● **Problem description**: Return each line of the records below in which the string "theme" turns up.

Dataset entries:

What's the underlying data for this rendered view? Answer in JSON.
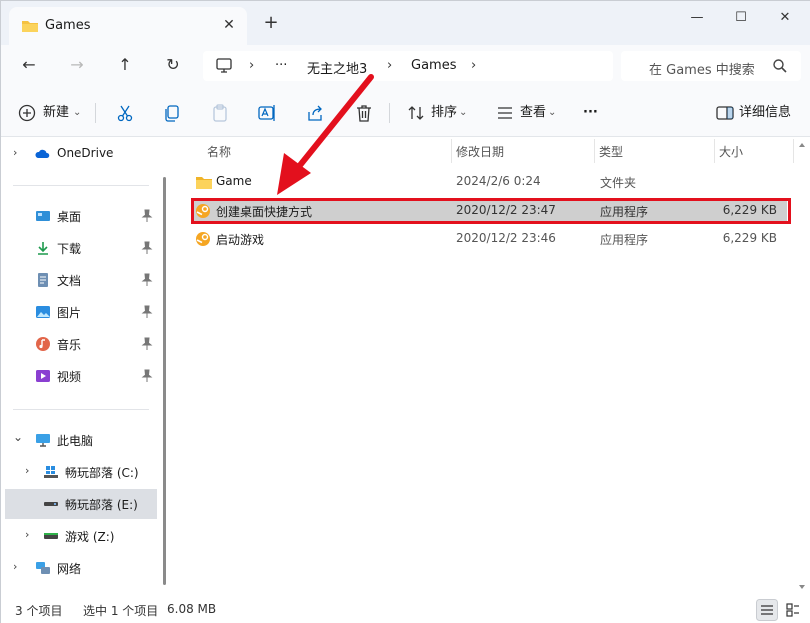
{
  "tab": {
    "title": "Games",
    "close": "✕",
    "new_tab": "+"
  },
  "window_controls": {
    "minimize": "—",
    "maximize": "☐",
    "close": "✕"
  },
  "nav": {
    "back": "←",
    "forward": "→",
    "up": "↑",
    "refresh": "↻",
    "breadcrumb": [
      "无主之地3",
      "Games"
    ],
    "ellipsis": "···",
    "separator": "›",
    "search_placeholder": "在 Games 中搜索"
  },
  "toolbar": {
    "new_label": "新建",
    "sort_label": "排序",
    "view_label": "查看",
    "more": "···",
    "details_label": "详细信息"
  },
  "sidebar": {
    "onedrive": "OneDrive",
    "quick": [
      {
        "label": "桌面",
        "icon": "desktop-icon"
      },
      {
        "label": "下载",
        "icon": "download-icon"
      },
      {
        "label": "文档",
        "icon": "document-icon"
      },
      {
        "label": "图片",
        "icon": "pictures-icon"
      },
      {
        "label": "音乐",
        "icon": "music-icon"
      },
      {
        "label": "视频",
        "icon": "video-icon"
      }
    ],
    "this_pc": "此电脑",
    "drives": [
      {
        "label": "畅玩部落 (C:)"
      },
      {
        "label": "畅玩部落 (E:)"
      },
      {
        "label": "游戏 (Z:)"
      }
    ],
    "network": "网络"
  },
  "columns": {
    "name": "名称",
    "date": "修改日期",
    "type": "类型",
    "size": "大小"
  },
  "files": [
    {
      "name": "Game",
      "date": "2024/2/6 0:24",
      "type": "文件夹",
      "size": "",
      "icon": "folder-icon"
    },
    {
      "name": "创建桌面快捷方式",
      "date": "2020/12/2 23:47",
      "type": "应用程序",
      "size": "6,229 KB",
      "icon": "app-icon"
    },
    {
      "name": "启动游戏",
      "date": "2020/12/2 23:46",
      "type": "应用程序",
      "size": "6,229 KB",
      "icon": "app-icon"
    }
  ],
  "status": {
    "count": "3 个项目",
    "selected": "选中 1 个项目",
    "size": "6.08 MB"
  },
  "colors": {
    "accent": "#0067c0",
    "highlight_box": "#e3101d",
    "arrow": "#e3101d",
    "selected_row": "#cfcfcf"
  }
}
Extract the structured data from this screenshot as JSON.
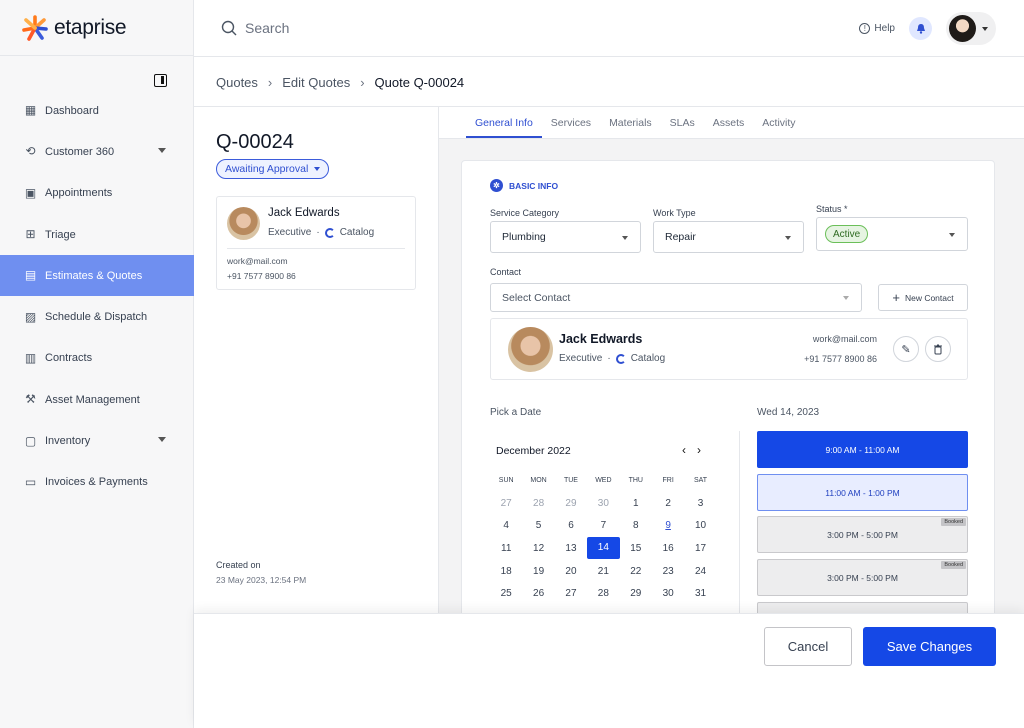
{
  "app": {
    "name": "etaprise"
  },
  "search": {
    "placeholder": "Search"
  },
  "header": {
    "help_label": "Help"
  },
  "sidebar": {
    "items": [
      {
        "label": "Dashboard",
        "icon": "dashboard-icon"
      },
      {
        "label": "Customer 360",
        "icon": "customer-icon",
        "expandable": true
      },
      {
        "label": "Appointments",
        "icon": "calendar-icon"
      },
      {
        "label": "Triage",
        "icon": "triage-icon"
      },
      {
        "label": "Estimates & Quotes",
        "icon": "quote-icon",
        "active": true
      },
      {
        "label": "Schedule & Dispatch",
        "icon": "schedule-icon"
      },
      {
        "label": "Contracts",
        "icon": "contract-icon"
      },
      {
        "label": "Asset Management",
        "icon": "asset-icon"
      },
      {
        "label": "Inventory",
        "icon": "inventory-icon",
        "expandable": true
      },
      {
        "label": "Invoices & Payments",
        "icon": "invoice-icon"
      }
    ]
  },
  "breadcrumb": [
    "Quotes",
    "Edit Quotes",
    "Quote Q-00024"
  ],
  "quote": {
    "id": "Q-00024",
    "status": "Awaiting Approval",
    "created_label": "Created on",
    "created_value": "23 May 2023, 12:54 PM"
  },
  "contact": {
    "name": "Jack Edwards",
    "role": "Executive",
    "company": "Catalog",
    "email": "work@mail.com",
    "phone": "+91 7577 8900 86"
  },
  "tabs": [
    "General Info",
    "Services",
    "Materials",
    "SLAs",
    "Assets",
    "Activity"
  ],
  "basic_info": {
    "title": "BASIC INFO",
    "service_category_label": "Service Category",
    "service_category_value": "Plumbing",
    "work_type_label": "Work Type",
    "work_type_value": "Repair",
    "status_label": "Status *",
    "status_value": "Active",
    "contact_label": "Contact",
    "contact_placeholder": "Select Contact",
    "new_contact_label": "New Contact"
  },
  "schedule": {
    "pick_label": "Pick a Date",
    "selected_day": "Wed 14, 2023",
    "month": "December 2022",
    "weekdays": [
      "SUN",
      "MON",
      "TUE",
      "WED",
      "THU",
      "FRI",
      "SAT"
    ],
    "weeks": [
      [
        "27",
        "28",
        "29",
        "30",
        "1",
        "2",
        "3"
      ],
      [
        "4",
        "5",
        "6",
        "7",
        "8",
        "9",
        "10"
      ],
      [
        "11",
        "12",
        "13",
        "14",
        "15",
        "16",
        "17"
      ],
      [
        "18",
        "19",
        "20",
        "21",
        "22",
        "23",
        "24"
      ],
      [
        "25",
        "26",
        "27",
        "28",
        "29",
        "30",
        "31"
      ]
    ],
    "slots": [
      {
        "label": "9:00 AM - 11:00 AM",
        "state": "selected"
      },
      {
        "label": "11:00 AM - 1:00 PM",
        "state": "highlighted"
      },
      {
        "label": "3:00 PM - 5:00 PM",
        "state": "booked",
        "badge": "Booked"
      },
      {
        "label": "3:00 PM - 5:00 PM",
        "state": "booked",
        "badge": "Booked"
      }
    ]
  },
  "footer": {
    "cancel": "Cancel",
    "save": "Save Changes"
  },
  "colors": {
    "primary": "#1548e6",
    "active_nav": "#6f8ff0",
    "success": "#6bbf59"
  }
}
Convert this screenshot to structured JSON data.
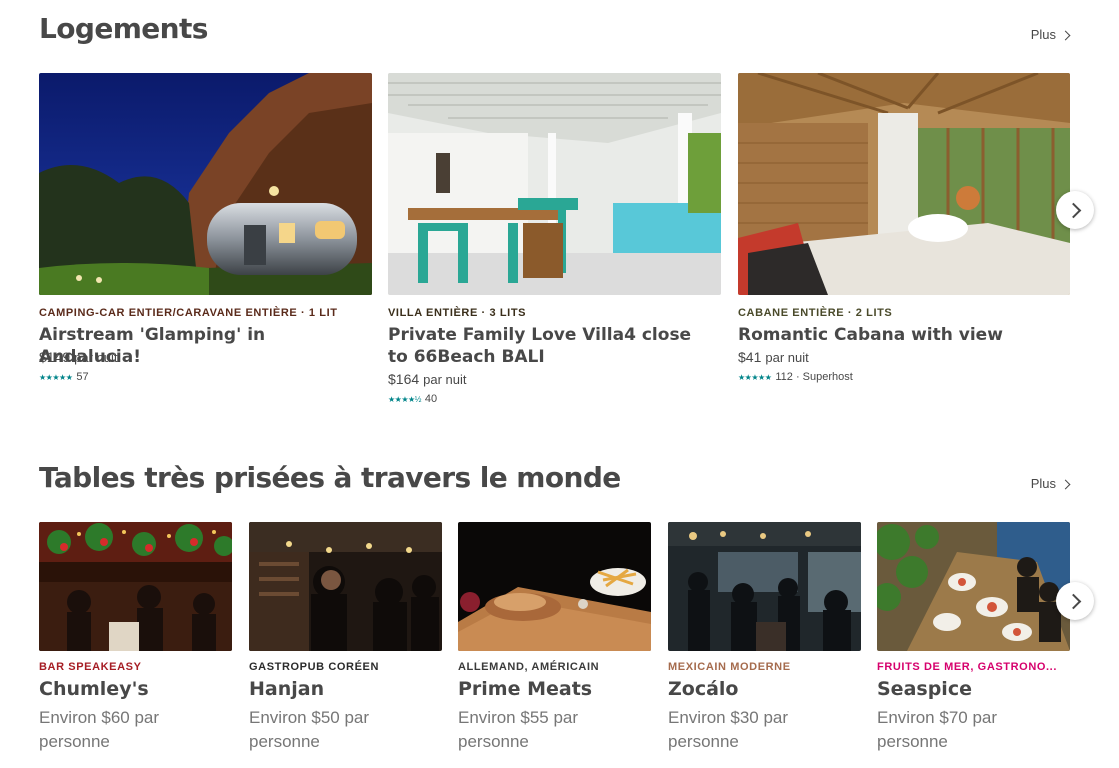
{
  "sections": {
    "homes": {
      "title": "Logements",
      "more_label": "Plus",
      "listings": [
        {
          "kicker": "CAMPING-CAR ENTIER/CARAVANE ENTIÈRE · 1 LIT",
          "kicker_color": "#5a2a1a",
          "title": "Airstream 'Glamping' in Andalucia!",
          "price": "$149",
          "price_unit": "par nuit",
          "stars": "★★★★★",
          "reviews": "57",
          "photo_icon": "airstream-photo"
        },
        {
          "kicker": "VILLA ENTIÈRE · 3 LITS",
          "kicker_color": "#3a2e1a",
          "title": "Private Family Love Villa4 close to 66Beach BALI",
          "price": "$164",
          "price_unit": "par nuit",
          "stars": "★★★★½",
          "reviews": "40",
          "photo_icon": "villa-photo"
        },
        {
          "kicker": "CABANE ENTIÈRE · 2 LITS",
          "kicker_color": "#4a4a2a",
          "title": "Romantic Cabana with view",
          "price": "$41",
          "price_unit": "par nuit",
          "stars": "★★★★★",
          "reviews": "112 · Superhost",
          "photo_icon": "cabana-photo"
        }
      ]
    },
    "restaurants": {
      "title": "Tables très prisées à travers le monde",
      "more_label": "Plus",
      "items": [
        {
          "kicker": "BAR SPEAKEASY",
          "kicker_color": "#a61d24",
          "name": "Chumley's",
          "price": "Environ $60 par personne",
          "photo_icon": "bar-photo"
        },
        {
          "kicker": "GASTROPUB CORÉEN",
          "kicker_color": "#2b2b2b",
          "name": "Hanjan",
          "price": "Environ $50 par personne",
          "photo_icon": "gastropub-photo"
        },
        {
          "kicker": "ALLEMAND, AMÉRICAIN",
          "kicker_color": "#3a3a3a",
          "name": "Prime Meats",
          "price": "Environ $55 par personne",
          "photo_icon": "meal-photo"
        },
        {
          "kicker": "MEXICAIN MODERNE",
          "kicker_color": "#a56b4d",
          "name": "Zocálo",
          "price": "Environ $30 par personne",
          "photo_icon": "dining-room-photo"
        },
        {
          "kicker": "FRUITS DE MER, GASTRONO...",
          "kicker_color": "#d6006c",
          "name": "Seaspice",
          "price": "Environ $70 par personne",
          "photo_icon": "seafood-table-photo"
        }
      ]
    }
  },
  "controls": {
    "next_icon": "chevron-right-icon",
    "rating_color": "#008489"
  }
}
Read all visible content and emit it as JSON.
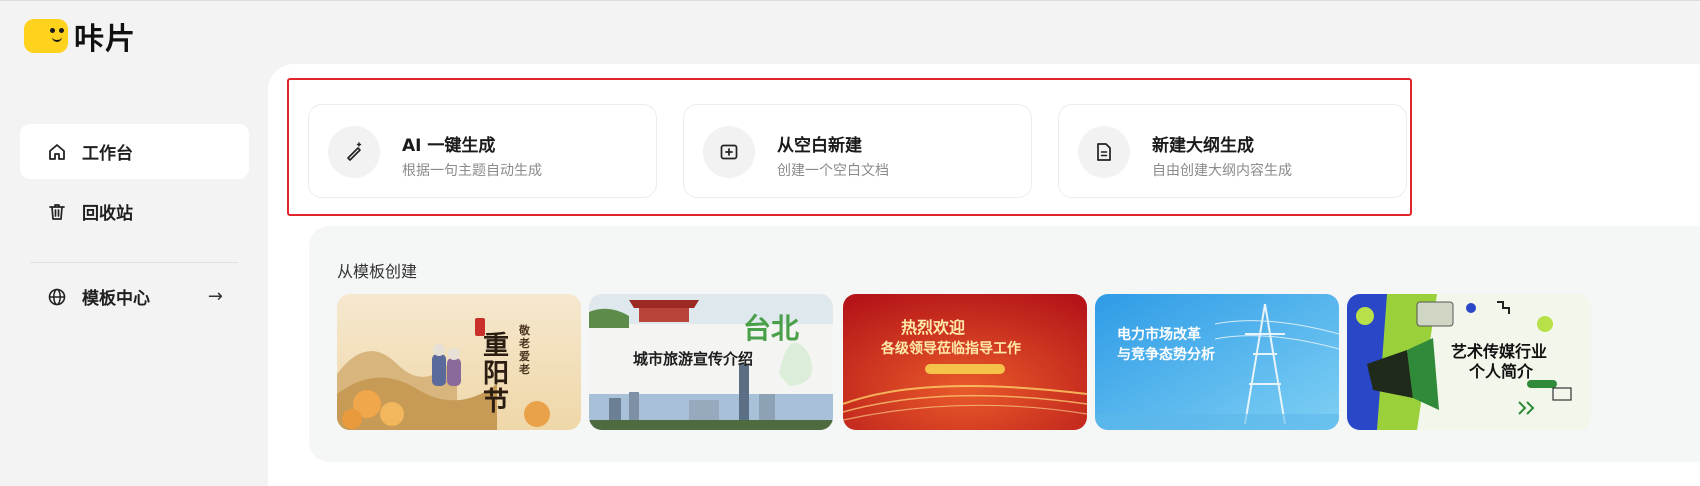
{
  "app": {
    "logo_text": "咔片"
  },
  "sidebar": {
    "items": [
      {
        "label": "工作台",
        "icon": "home-icon",
        "active": true
      },
      {
        "label": "回收站",
        "icon": "trash-icon",
        "active": false
      },
      {
        "label": "模板中心",
        "icon": "globe-icon",
        "active": false,
        "trailing_icon": "arrow-right-icon"
      }
    ]
  },
  "actions": [
    {
      "title": "AI 一键生成",
      "subtitle": "根据一句主题自动生成",
      "icon": "magic-wand-icon"
    },
    {
      "title": "从空白新建",
      "subtitle": "创建一个空白文档",
      "icon": "plus-square-icon"
    },
    {
      "title": "新建大纲生成",
      "subtitle": "自由创建大纲内容生成",
      "icon": "document-icon"
    }
  ],
  "templates_section": {
    "heading": "从模板创建",
    "templates": [
      {
        "name": "重阳节",
        "side_text": "敬老爱老",
        "theme": "double-ninth-festival"
      },
      {
        "name": "城市旅游宣传介绍",
        "accent_text": "台北",
        "theme": "city-tourism"
      },
      {
        "name": "热烈欢迎",
        "line2": "各级领导莅临指导工作",
        "theme": "welcome-banner"
      },
      {
        "name": "电力市场改革",
        "line2": "与竞争态势分析",
        "theme": "power-market"
      },
      {
        "name": "艺术传媒行业",
        "line2": "个人简介",
        "theme": "art-media"
      }
    ]
  },
  "colors": {
    "highlight_border": "#e0262a",
    "logo_yellow": "#ffd21e"
  }
}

● **Solution**:
        "theme": "double-ninth-festival"
        "theme": "city-tourism"
        "theme": "welcome-banner"
        "theme": "power-market"
        "theme": "art-media"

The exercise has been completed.